>
> Or should I just focus on tuning the database setup?
>
> This is a big issue for us.

Well, I'm not a C/C++ type (I'm a DBA for goodness sakes!!), so fwiw ...

1) Have you looked at using 'bcp'? This is an O/S utility provided by
Sybase for doing bulk loading of data. You also have access to the bcp
API's through the db-lib and ct-lib libraries (or so I've heard it
mentioned many times; not sure if these are in ODBC, or a
Sybase-flavor'd ODBC?).

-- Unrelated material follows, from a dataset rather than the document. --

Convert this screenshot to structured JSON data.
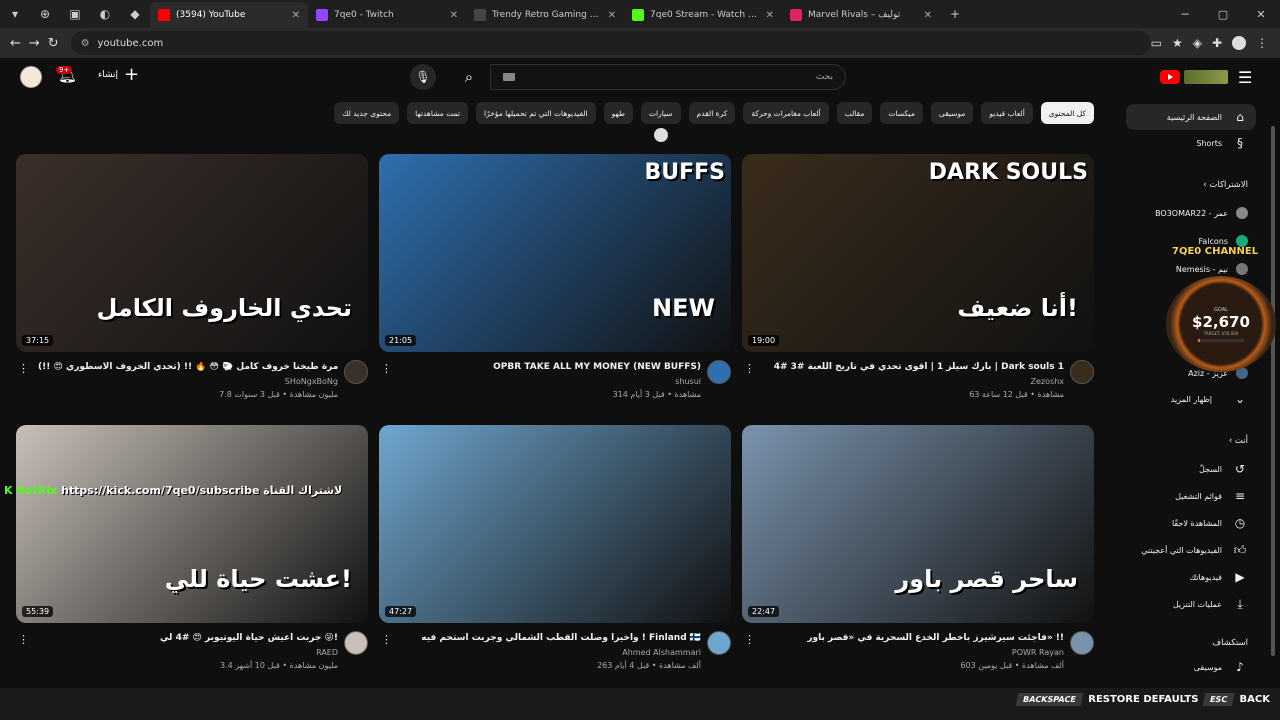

2) If you have to do the 'bunches-of-inserts' routine ... are you using
a transaction wrapper (e.g., begin tran, commit tran)? If not, try
wrapping groups of inserts into a single transaction (e.g., begin tran,
insert#1, insert#2, ... insert#n, commit tran); this has the affect of
deferring the transaction log writes until you do the 'commit tran',
thus cutting down on your disk I/O's ... can same mucho time.
Experiment with the size of 'n' to see what works best for you (make
sure you don't fill up your transaction log and/or block other users
unnecessarily).

--
Mark Parsons
Pegasys Ltd